**Work to complete:** Count lines with "icon" below; give only the number.

Page and application data records:
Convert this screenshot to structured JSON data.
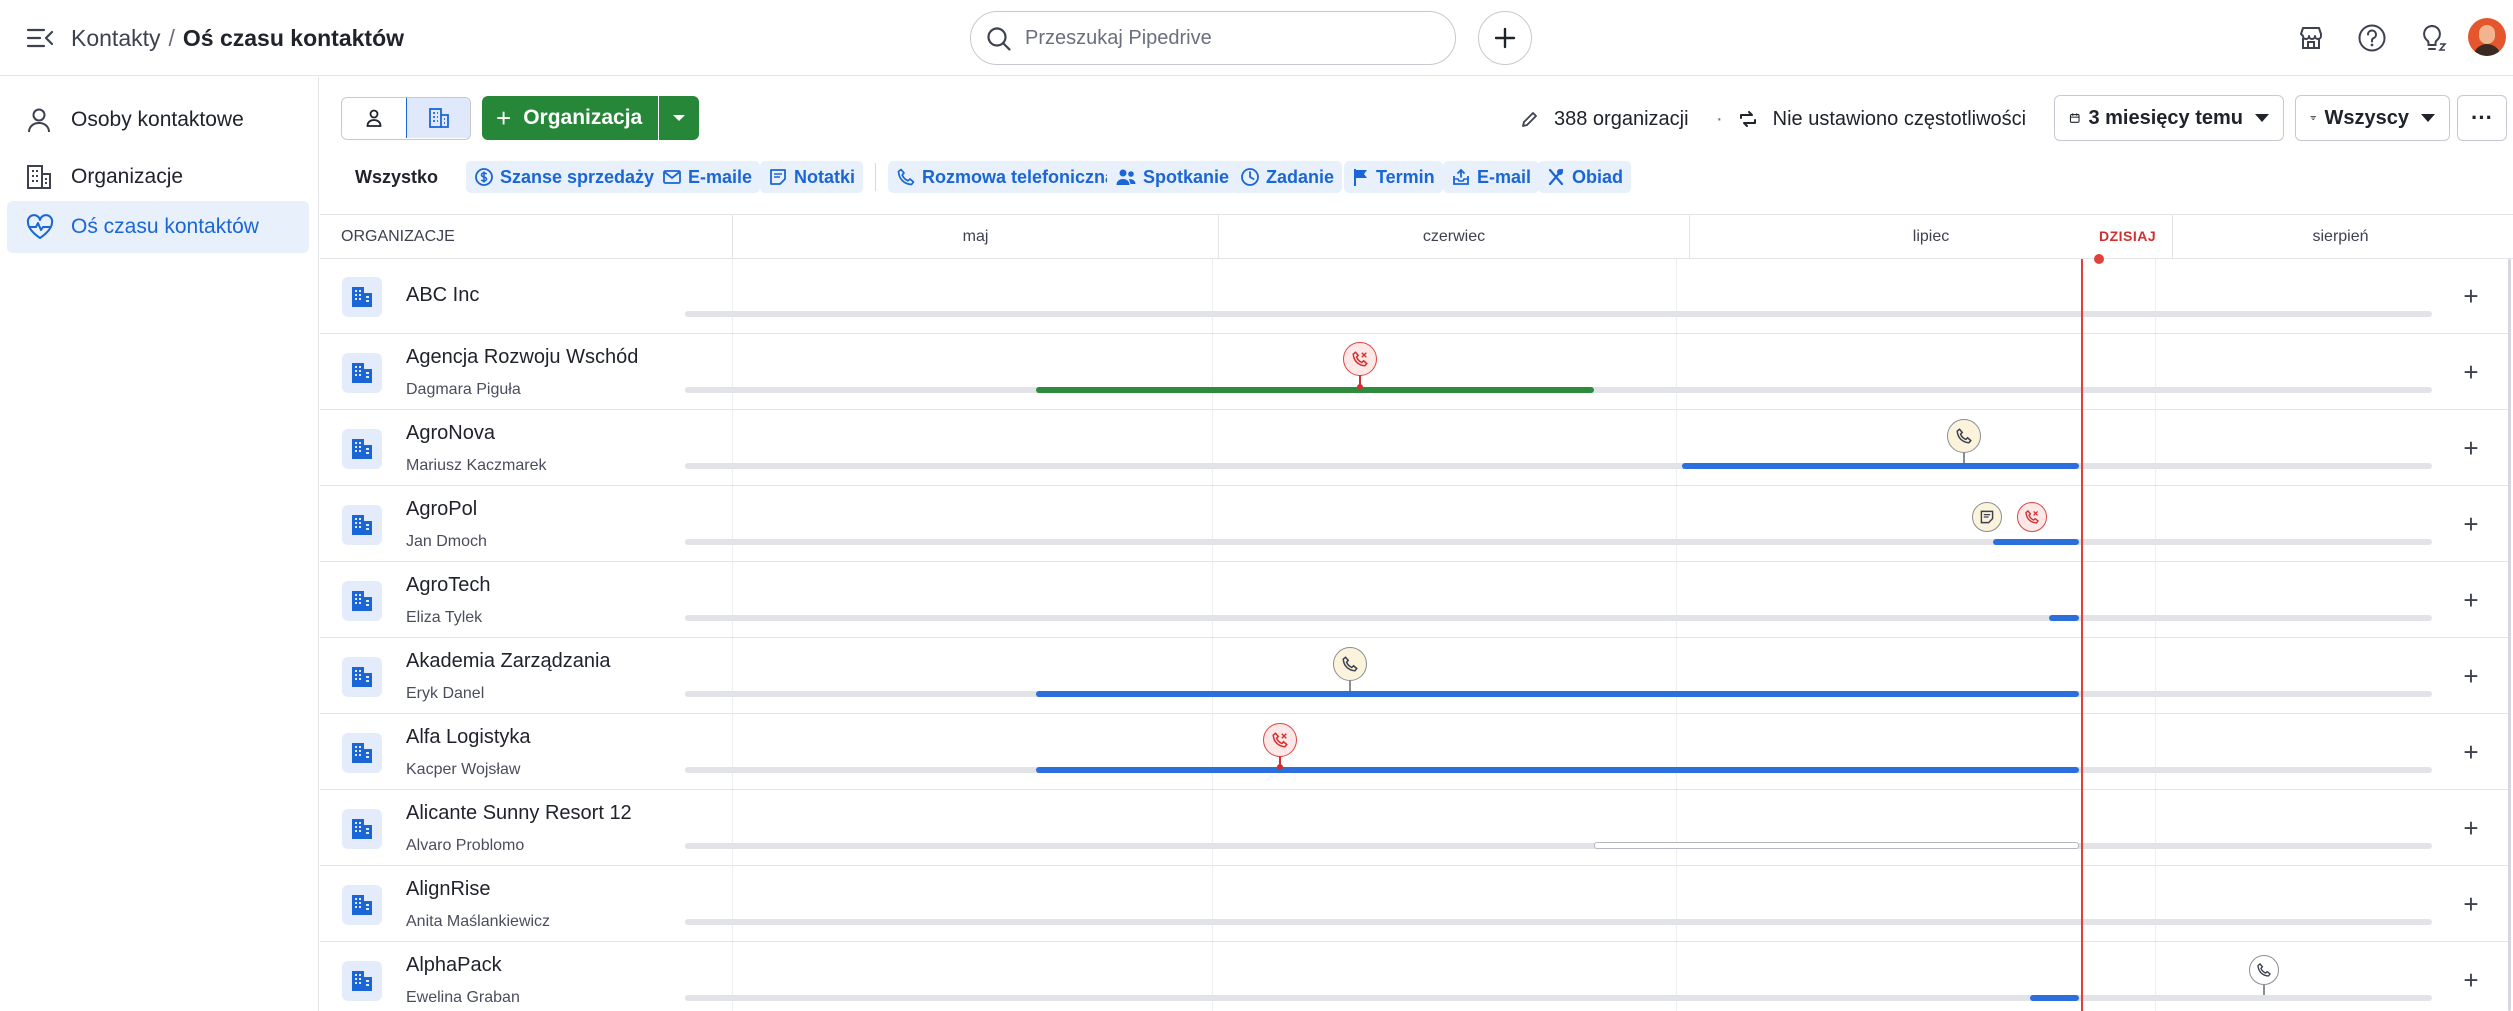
{
  "breadcrumb": {
    "root": "Kontakty",
    "separator": "/",
    "current": "Oś czasu kontaktów"
  },
  "search": {
    "placeholder": "Przeszukaj Pipedrive"
  },
  "sidebar": {
    "items": [
      {
        "label": "Osoby kontaktowe",
        "icon": "person-icon",
        "active": false
      },
      {
        "label": "Organizacje",
        "icon": "building-icon",
        "active": false
      },
      {
        "label": "Oś czasu kontaktów",
        "icon": "heart-pulse-icon",
        "active": true
      }
    ]
  },
  "toolbar": {
    "add_label": "Organizacja",
    "org_count": "388 organizacji",
    "frequency": "Nie ustawiono częstotliwości",
    "period": "3 miesięcy temu",
    "owner_filter": "Wszyscy",
    "more": "···"
  },
  "filters": {
    "all": "Wszystko",
    "deals": "Szanse sprzedaży",
    "emails": "E-maile",
    "notes": "Notatki",
    "call": "Rozmowa telefoniczna",
    "meeting": "Spotkanie",
    "task": "Zadanie",
    "deadline": "Termin",
    "email": "E-mail",
    "lunch": "Obiad"
  },
  "timeline": {
    "column_header": "ORGANIZACJE",
    "months": [
      "maj",
      "czerwiec",
      "lipiec",
      "sierpień"
    ],
    "today_label": "DZISIAJ"
  },
  "colors": {
    "accent": "#1a66d6",
    "primary_button": "#268738",
    "today": "#e0413d",
    "active_bar": "#2a6fdb",
    "deal_bar": "#2e8b3e"
  },
  "rows": [
    {
      "name": "ABC Inc",
      "contact": ""
    },
    {
      "name": "Agencja Rozwoju Wschód",
      "contact": "Dagmara Piguła"
    },
    {
      "name": "AgroNova",
      "contact": "Mariusz Kaczmarek"
    },
    {
      "name": "AgroPol",
      "contact": "Jan Dmoch"
    },
    {
      "name": "AgroTech",
      "contact": "Eliza Tylek"
    },
    {
      "name": "Akademia Zarządzania",
      "contact": "Eryk Danel"
    },
    {
      "name": "Alfa Logistyka",
      "contact": "Kacper Wojsław"
    },
    {
      "name": "Alicante Sunny Resort 12",
      "contact": "Alvaro Problomo"
    },
    {
      "name": "AlignRise",
      "contact": "Anita Maślankiewicz"
    },
    {
      "name": "AlphaPack",
      "contact": "Ewelina Graban"
    }
  ]
}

**Solution to the problem:** 3